"The intranasal endoscopic approach is the best way to treat a potentially very bad problem," says Dr. Stilianos E. Kountakis, vice chair of the Medical College of Georgia Department of Otolaryngology-Head and Neck Surgery and principal author of the study published in the October issue of The Laryngoscope.
The alternative is opening the skull, moving the front portion of the brain out of the way destroying smell nerves in the process and approaching the defect from the top, an approach that may be necessary if the defect is too big to treat endoscopically, Dr. Kountakis says.
However, Dr. Kountakis suggests trying the endoscopic approach which uses small cameras and monitors so surgeons can operate with minimal trauma several times before resorting to the open procedure.

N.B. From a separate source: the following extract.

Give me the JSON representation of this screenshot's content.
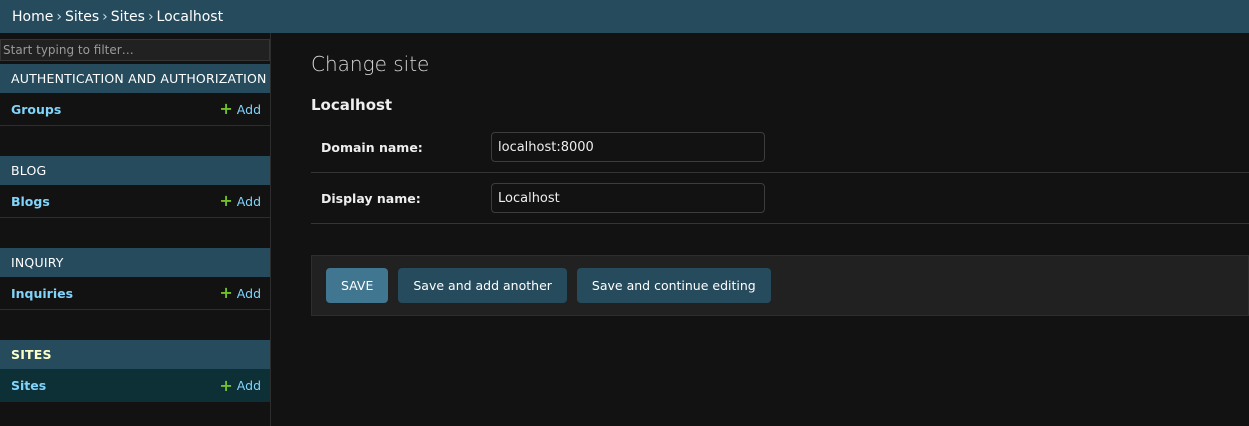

The condition, called cerebrospinal fluid rhinorrhea, results when trauma or high pressures inside the skull cause a break that allows a direct communication between the nose and brain, potentially causing meningitis and even death.
When the cerebrospinal fluid escapes through the nose, loss of protective fluid around the brain can cause headaches as well as the uncontrollable dripping. "That is something that is classic," says Dr. Kountakis, who directs the MCG Georgia Sinus and Allergy Center. "People say when they go to church and bow their heads to pray, fluid runs out," he says, noting that any activity that tilts the head downward or increases internal pressure, from exercise to straining to use the bathroom, can cause dripping. "You cannot stop it," he says. "Mucous from the nose, you always are able to sniff back. But because this fluid has such a low viscosity, when it runs, it runs
Contact: Toni Baker
Medical College of Georgia